▼▼▼
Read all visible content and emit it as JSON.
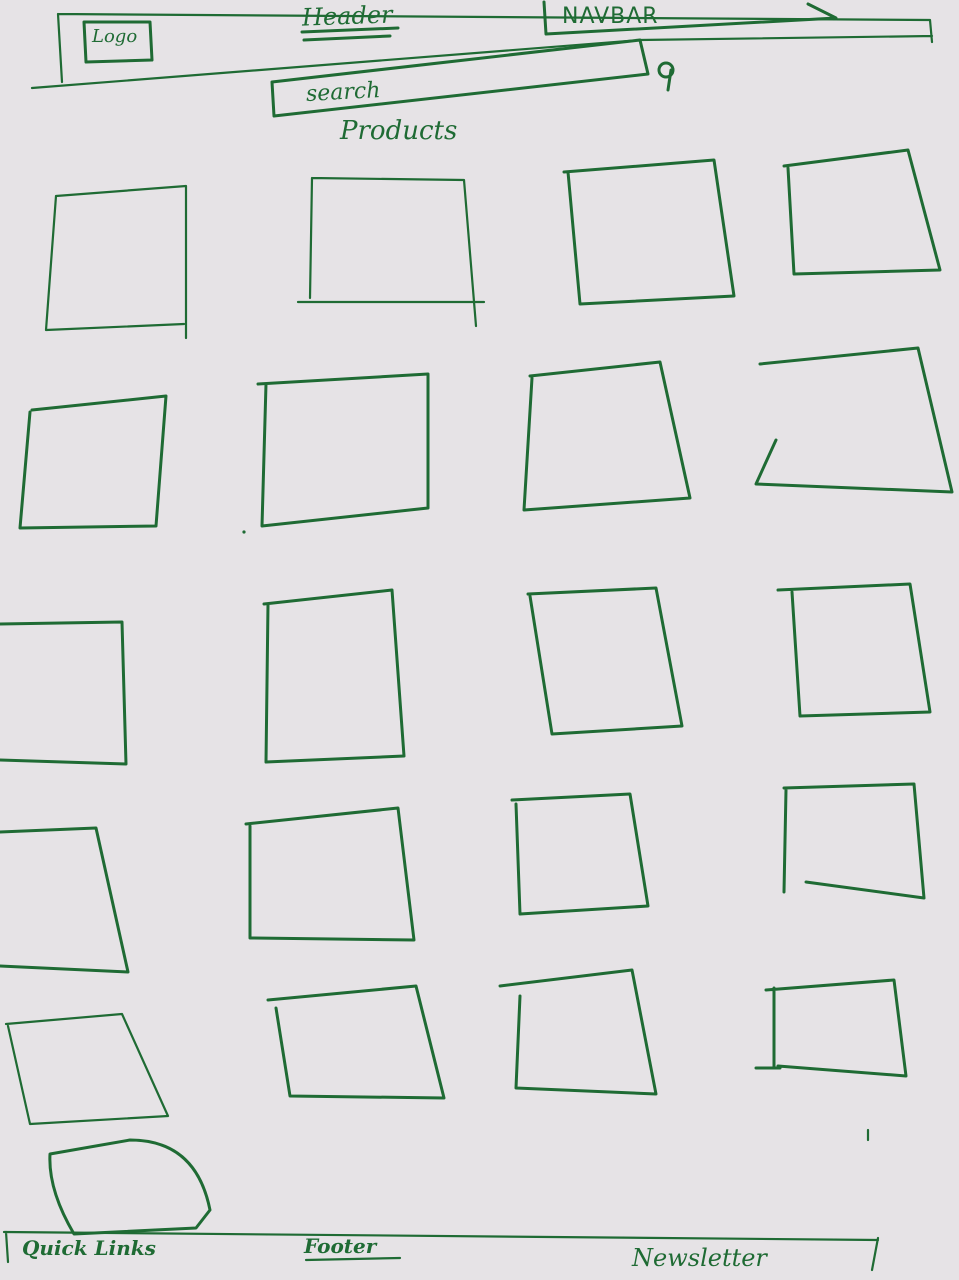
{
  "header": {
    "logo_label": "Logo",
    "title": "Header",
    "navbar_label": "NAVBAR"
  },
  "search": {
    "placeholder": "search",
    "icon": "magnifier-icon"
  },
  "products": {
    "heading": "Products",
    "card_count": 21
  },
  "footer": {
    "quick_links": "Quick Links",
    "title": "Footer",
    "newsletter": "Newsletter"
  },
  "colors": {
    "ink": "#1f6b34",
    "paper": "#e6e3e6",
    "table": "#c9ae86"
  }
}
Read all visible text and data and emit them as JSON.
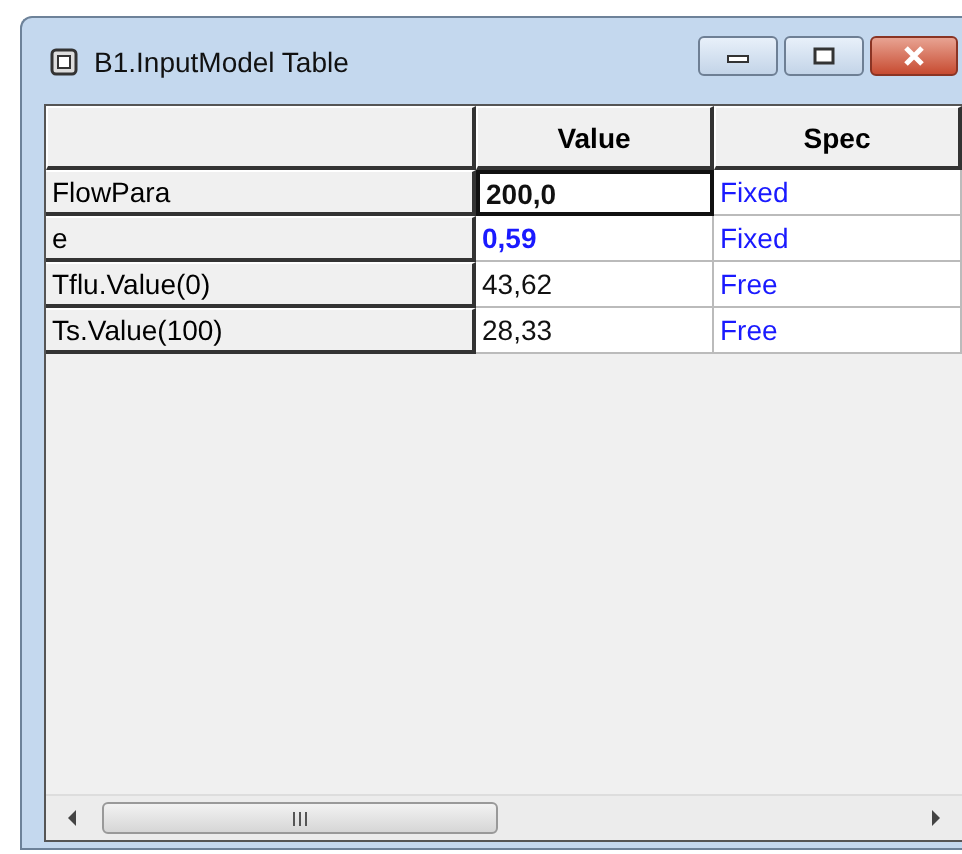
{
  "window": {
    "title": "B1.InputModel Table"
  },
  "table": {
    "columns": [
      "Value",
      "Spec"
    ],
    "rows": [
      {
        "name": "FlowPara",
        "value": "200,0",
        "spec": "Fixed",
        "selected": true,
        "kind": "current"
      },
      {
        "name": "e",
        "value": "0,59",
        "spec": "Fixed",
        "selected": false,
        "kind": "modified"
      },
      {
        "name": "Tflu.Value(0)",
        "value": "43,62",
        "spec": "Free",
        "selected": false,
        "kind": "plain"
      },
      {
        "name": "Ts.Value(100)",
        "value": "28,33",
        "spec": "Free",
        "selected": false,
        "kind": "plain"
      }
    ]
  }
}
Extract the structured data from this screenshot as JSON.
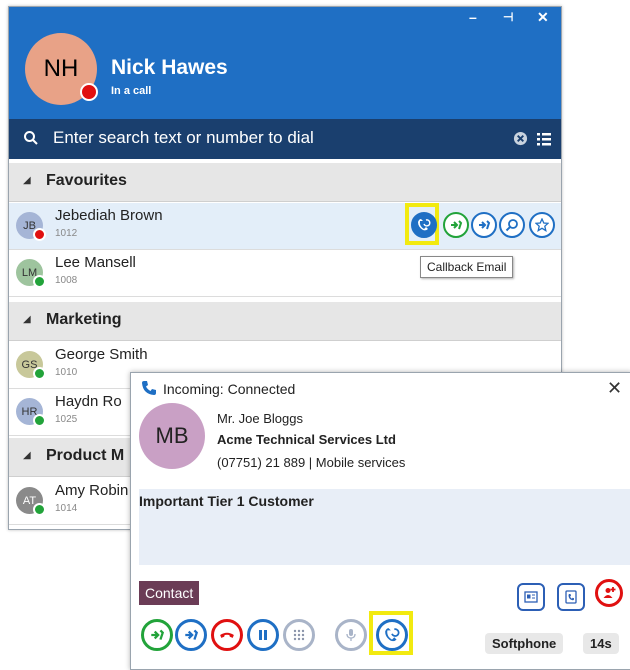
{
  "window_controls": {
    "minimize": "–",
    "pin": "⊣",
    "close": "✕"
  },
  "user": {
    "initials": "NH",
    "name": "Nick Hawes",
    "status": "In a call"
  },
  "search": {
    "placeholder": "Enter search text or number to dial"
  },
  "groups": [
    {
      "label": "Favourites"
    },
    {
      "label": "Marketing"
    },
    {
      "label": "Product M"
    }
  ],
  "contacts": [
    {
      "initials": "JB",
      "name": "Jebediah Brown",
      "ext": "1012",
      "status": "busy"
    },
    {
      "initials": "LM",
      "name": "Lee Mansell",
      "ext": "1008",
      "status": "available"
    },
    {
      "initials": "GS",
      "name": "George Smith",
      "ext": "1010",
      "status": "available"
    },
    {
      "initials": "HR",
      "name": "Haydn Ro",
      "ext": "1025",
      "status": "available"
    },
    {
      "initials": "AT",
      "name": "Amy Robin",
      "ext": "1014",
      "status": "available"
    }
  ],
  "tooltip": "Callback Email",
  "popup": {
    "title": "Incoming: Connected",
    "caller_initials": "MB",
    "caller_name": "Mr. Joe Bloggs",
    "company": "Acme Technical Services Ltd",
    "phone": "(07751) 21 889 | Mobile services",
    "notes": "Important Tier 1 Customer",
    "contact_tab": "Contact",
    "device": "Softphone",
    "duration": "14s"
  },
  "colors": {
    "header": "#1f6fc4",
    "search_bar": "#1a3f6e",
    "available": "#22a33a",
    "busy": "#e01010",
    "highlight": "#f2ea10"
  }
}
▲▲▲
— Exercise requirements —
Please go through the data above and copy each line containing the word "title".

— Output of the exercise —
    "title": "Header",
    "title": "Footer",
    "title": "B1.InputModel Table"
    "title": "Incoming: Connected",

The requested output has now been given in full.